Reproduce the whole listing below without its pictures, exactly as written.
···
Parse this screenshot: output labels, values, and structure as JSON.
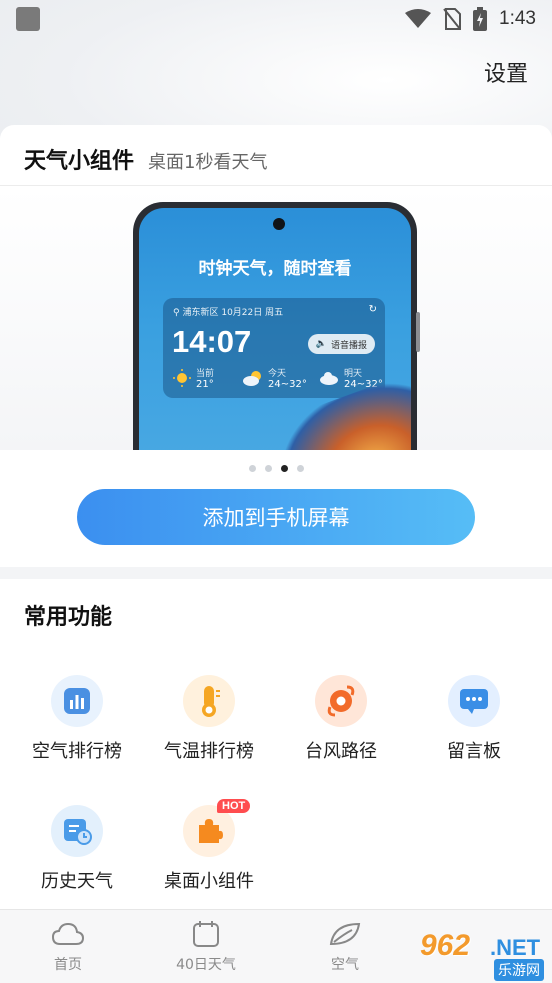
{
  "status_bar": {
    "time": "1:43"
  },
  "header": {
    "settings_label": "设置"
  },
  "widget_card": {
    "title": "天气小组件",
    "subtitle": "桌面1秒看天气",
    "preview": {
      "slogan": "时钟天气，随时查看",
      "location": "浦东新区",
      "date": "10月22日 周五",
      "time": "14:07",
      "voice_label": "语音播报",
      "forecast": [
        {
          "label": "当前",
          "temp": "21°",
          "icon": "sun-icon"
        },
        {
          "label": "今天",
          "temp": "24~32°",
          "icon": "partly-cloudy-icon"
        },
        {
          "label": "明天",
          "temp": "24~32°",
          "icon": "cloud-icon"
        }
      ]
    },
    "carousel": {
      "page_count": 4,
      "active_index": 2
    },
    "add_button_label": "添加到手机屏幕"
  },
  "functions": {
    "title": "常用功能",
    "items": [
      {
        "label": "空气排行榜",
        "icon": "chart-icon",
        "color": "#4a90e2"
      },
      {
        "label": "气温排行榜",
        "icon": "thermometer-icon",
        "color": "#f5a623"
      },
      {
        "label": "台风路径",
        "icon": "typhoon-icon",
        "color": "#f26b2a"
      },
      {
        "label": "留言板",
        "icon": "message-icon",
        "color": "#3a8ee6"
      },
      {
        "label": "历史天气",
        "icon": "history-icon",
        "color": "#4a9be8"
      },
      {
        "label": "桌面小组件",
        "icon": "puzzle-icon",
        "color": "#f58a1f",
        "badge": "HOT"
      }
    ]
  },
  "tab_bar": {
    "items": [
      {
        "label": "首页",
        "icon": "cloud-outline-icon"
      },
      {
        "label": "40日天气",
        "icon": "calendar-icon"
      },
      {
        "label": "空气",
        "icon": "leaf-icon"
      }
    ]
  },
  "watermark": {
    "number": "962",
    "suffix": ".NET",
    "cn_text": "乐游网"
  }
}
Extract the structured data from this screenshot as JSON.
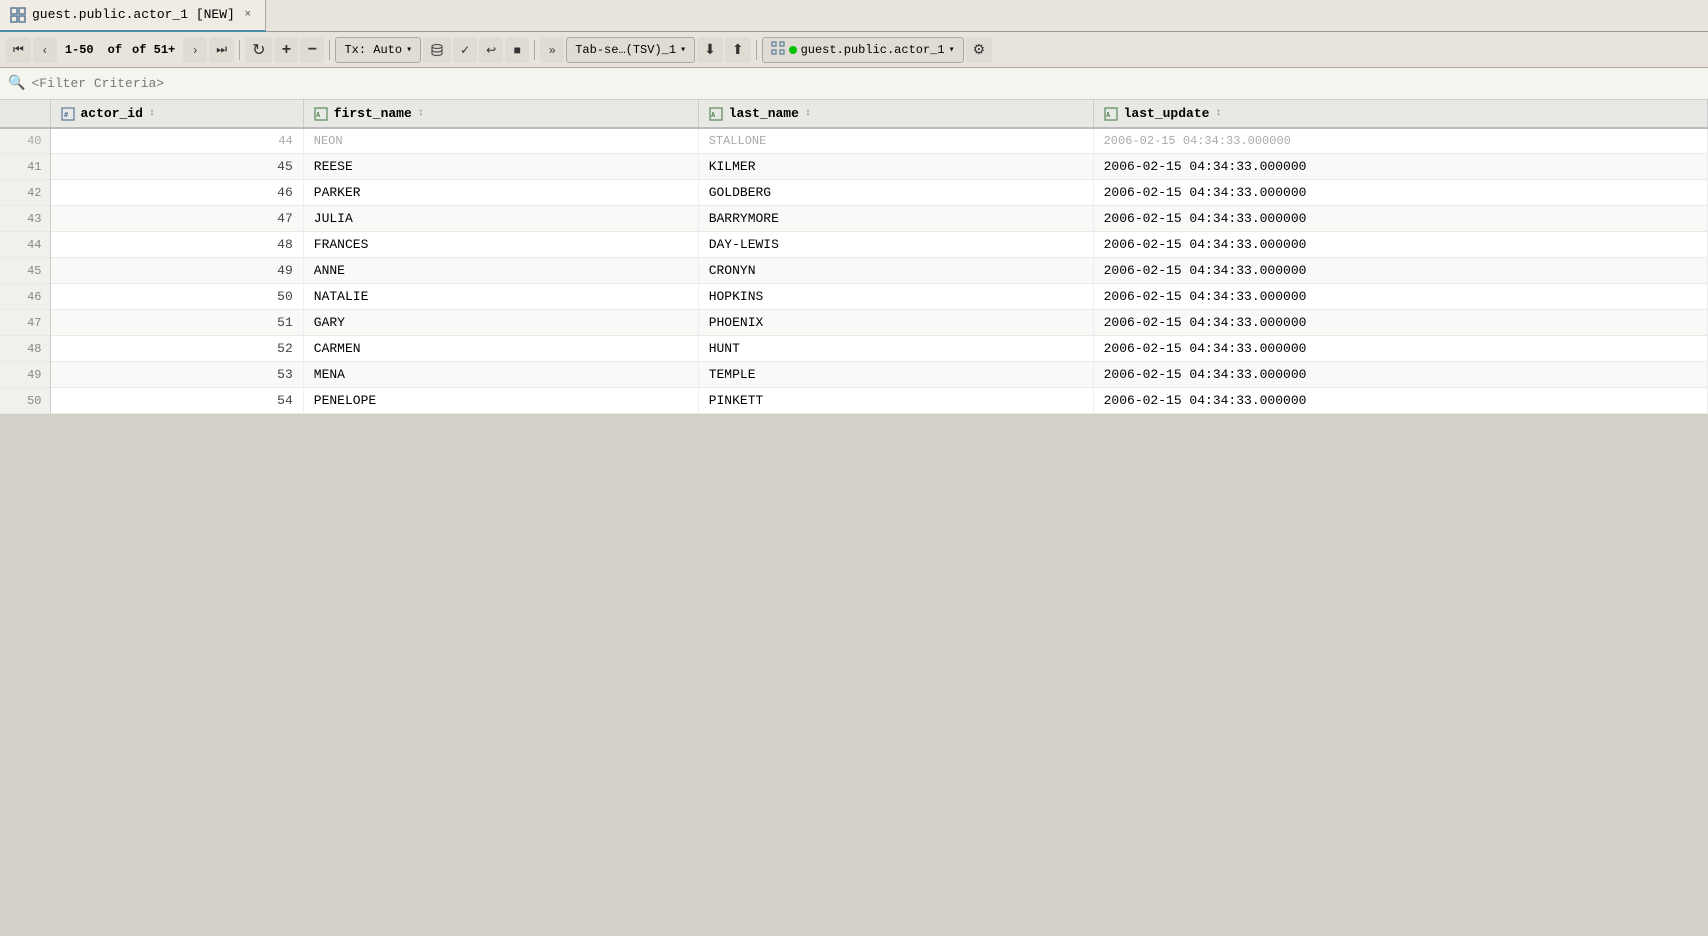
{
  "tab": {
    "icon": "grid-icon",
    "label": "guest.public.actor_1 [NEW]",
    "close_label": "×"
  },
  "toolbar": {
    "pagination": {
      "first_label": "⏮",
      "prev_label": "‹",
      "range_text": "1-50",
      "of_text": "of 51+",
      "next_label": "›",
      "last_label": "⏭"
    },
    "refresh_label": "↻",
    "add_label": "+",
    "remove_label": "−",
    "tx_label": "Tx: Auto",
    "db_icon": "db-icon",
    "confirm_label": "✓",
    "undo_label": "↩",
    "stop_label": "■",
    "more_label": "»",
    "format_label": "Tab-se…(TSV)_1",
    "download_label": "⬇",
    "upload_label": "⬆",
    "connection_label": "guest.public.actor_1",
    "settings_label": "⚙"
  },
  "filter": {
    "icon": "🔍",
    "placeholder": "<Filter Criteria>"
  },
  "columns": [
    {
      "name": "actor_id",
      "type": "num",
      "sort": "↕"
    },
    {
      "name": "first_name",
      "type": "str",
      "sort": "↕"
    },
    {
      "name": "last_name",
      "type": "str",
      "sort": "↕"
    },
    {
      "name": "last_update",
      "type": "str",
      "sort": "↕"
    }
  ],
  "partial_row": {
    "row_num": "40",
    "actor_id": "44",
    "first_name": "NEON",
    "last_name": "STALLONE",
    "last_update": "2006-02-15 04:34:33.000000"
  },
  "rows": [
    {
      "row_num": "41",
      "actor_id": "45",
      "first_name": "REESE",
      "last_name": "KILMER",
      "last_update": "2006-02-15 04:34:33.000000"
    },
    {
      "row_num": "42",
      "actor_id": "46",
      "first_name": "PARKER",
      "last_name": "GOLDBERG",
      "last_update": "2006-02-15 04:34:33.000000"
    },
    {
      "row_num": "43",
      "actor_id": "47",
      "first_name": "JULIA",
      "last_name": "BARRYMORE",
      "last_update": "2006-02-15 04:34:33.000000"
    },
    {
      "row_num": "44",
      "actor_id": "48",
      "first_name": "FRANCES",
      "last_name": "DAY-LEWIS",
      "last_update": "2006-02-15 04:34:33.000000"
    },
    {
      "row_num": "45",
      "actor_id": "49",
      "first_name": "ANNE",
      "last_name": "CRONYN",
      "last_update": "2006-02-15 04:34:33.000000"
    },
    {
      "row_num": "46",
      "actor_id": "50",
      "first_name": "NATALIE",
      "last_name": "HOPKINS",
      "last_update": "2006-02-15 04:34:33.000000"
    },
    {
      "row_num": "47",
      "actor_id": "51",
      "first_name": "GARY",
      "last_name": "PHOENIX",
      "last_update": "2006-02-15 04:34:33.000000"
    },
    {
      "row_num": "48",
      "actor_id": "52",
      "first_name": "CARMEN",
      "last_name": "HUNT",
      "last_update": "2006-02-15 04:34:33.000000"
    },
    {
      "row_num": "49",
      "actor_id": "53",
      "first_name": "MENA",
      "last_name": "TEMPLE",
      "last_update": "2006-02-15 04:34:33.000000"
    },
    {
      "row_num": "50",
      "actor_id": "54",
      "first_name": "PENELOPE",
      "last_name": "PINKETT",
      "last_update": "2006-02-15 04:34:33.000000"
    }
  ]
}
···
> Expected answer
Parse this screenshot: output labels, values, and structure as JSON.
{
  "status_bar": {
    "time": "1:43"
  },
  "header": {
    "settings_label": "设置"
  },
  "widget_card": {
    "title": "天气小组件",
    "subtitle": "桌面1秒看天气",
    "preview": {
      "slogan": "时钟天气，随时查看",
      "location": "浦东新区",
      "date": "10月22日 周五",
      "time": "14:07",
      "voice_label": "语音播报",
      "forecast": [
        {
          "label": "当前",
          "temp": "21°",
          "icon": "sun-icon"
        },
        {
          "label": "今天",
          "temp": "24~32°",
          "icon": "partly-cloudy-icon"
        },
        {
          "label": "明天",
          "temp": "24~32°",
          "icon": "cloud-icon"
        }
      ]
    },
    "carousel": {
      "page_count": 4,
      "active_index": 2
    },
    "add_button_label": "添加到手机屏幕"
  },
  "functions": {
    "title": "常用功能",
    "items": [
      {
        "label": "空气排行榜",
        "icon": "chart-icon",
        "color": "#4a90e2"
      },
      {
        "label": "气温排行榜",
        "icon": "thermometer-icon",
        "color": "#f5a623"
      },
      {
        "label": "台风路径",
        "icon": "typhoon-icon",
        "color": "#f26b2a"
      },
      {
        "label": "留言板",
        "icon": "message-icon",
        "color": "#3a8ee6"
      },
      {
        "label": "历史天气",
        "icon": "history-icon",
        "color": "#4a9be8"
      },
      {
        "label": "桌面小组件",
        "icon": "puzzle-icon",
        "color": "#f58a1f",
        "badge": "HOT"
      }
    ]
  },
  "tab_bar": {
    "items": [
      {
        "label": "首页",
        "icon": "cloud-outline-icon"
      },
      {
        "label": "40日天气",
        "icon": "calendar-icon"
      },
      {
        "label": "空气",
        "icon": "leaf-icon"
      }
    ]
  },
  "watermark": {
    "number": "962",
    "suffix": ".NET",
    "cn_text": "乐游网"
  }
}
Extract the structured data from this screenshot as JSON.
{
  "tab": {
    "icon": "grid-icon",
    "label": "guest.public.actor_1 [NEW]",
    "close_label": "×"
  },
  "toolbar": {
    "pagination": {
      "first_label": "⏮",
      "prev_label": "‹",
      "range_text": "1-50",
      "of_text": "of 51+",
      "next_label": "›",
      "last_label": "⏭"
    },
    "refresh_label": "↻",
    "add_label": "+",
    "remove_label": "−",
    "tx_label": "Tx: Auto",
    "db_icon": "db-icon",
    "confirm_label": "✓",
    "undo_label": "↩",
    "stop_label": "■",
    "more_label": "»",
    "format_label": "Tab-se…(TSV)_1",
    "download_label": "⬇",
    "upload_label": "⬆",
    "connection_label": "guest.public.actor_1",
    "settings_label": "⚙"
  },
  "filter": {
    "icon": "🔍",
    "placeholder": "<Filter Criteria>"
  },
  "columns": [
    {
      "name": "actor_id",
      "type": "num",
      "sort": "↕"
    },
    {
      "name": "first_name",
      "type": "str",
      "sort": "↕"
    },
    {
      "name": "last_name",
      "type": "str",
      "sort": "↕"
    },
    {
      "name": "last_update",
      "type": "str",
      "sort": "↕"
    }
  ],
  "partial_row": {
    "row_num": "40",
    "actor_id": "44",
    "first_name": "NEON",
    "last_name": "STALLONE",
    "last_update": "2006-02-15 04:34:33.000000"
  },
  "rows": [
    {
      "row_num": "41",
      "actor_id": "45",
      "first_name": "REESE",
      "last_name": "KILMER",
      "last_update": "2006-02-15 04:34:33.000000"
    },
    {
      "row_num": "42",
      "actor_id": "46",
      "first_name": "PARKER",
      "last_name": "GOLDBERG",
      "last_update": "2006-02-15 04:34:33.000000"
    },
    {
      "row_num": "43",
      "actor_id": "47",
      "first_name": "JULIA",
      "last_name": "BARRYMORE",
      "last_update": "2006-02-15 04:34:33.000000"
    },
    {
      "row_num": "44",
      "actor_id": "48",
      "first_name": "FRANCES",
      "last_name": "DAY-LEWIS",
      "last_update": "2006-02-15 04:34:33.000000"
    },
    {
      "row_num": "45",
      "actor_id": "49",
      "first_name": "ANNE",
      "last_name": "CRONYN",
      "last_update": "2006-02-15 04:34:33.000000"
    },
    {
      "row_num": "46",
      "actor_id": "50",
      "first_name": "NATALIE",
      "last_name": "HOPKINS",
      "last_update": "2006-02-15 04:34:33.000000"
    },
    {
      "row_num": "47",
      "actor_id": "51",
      "first_name": "GARY",
      "last_name": "PHOENIX",
      "last_update": "2006-02-15 04:34:33.000000"
    },
    {
      "row_num": "48",
      "actor_id": "52",
      "first_name": "CARMEN",
      "last_name": "HUNT",
      "last_update": "2006-02-15 04:34:33.000000"
    },
    {
      "row_num": "49",
      "actor_id": "53",
      "first_name": "MENA",
      "last_name": "TEMPLE",
      "last_update": "2006-02-15 04:34:33.000000"
    },
    {
      "row_num": "50",
      "actor_id": "54",
      "first_name": "PENELOPE",
      "last_name": "PINKETT",
      "last_update": "2006-02-15 04:34:33.000000"
    }
  ]
}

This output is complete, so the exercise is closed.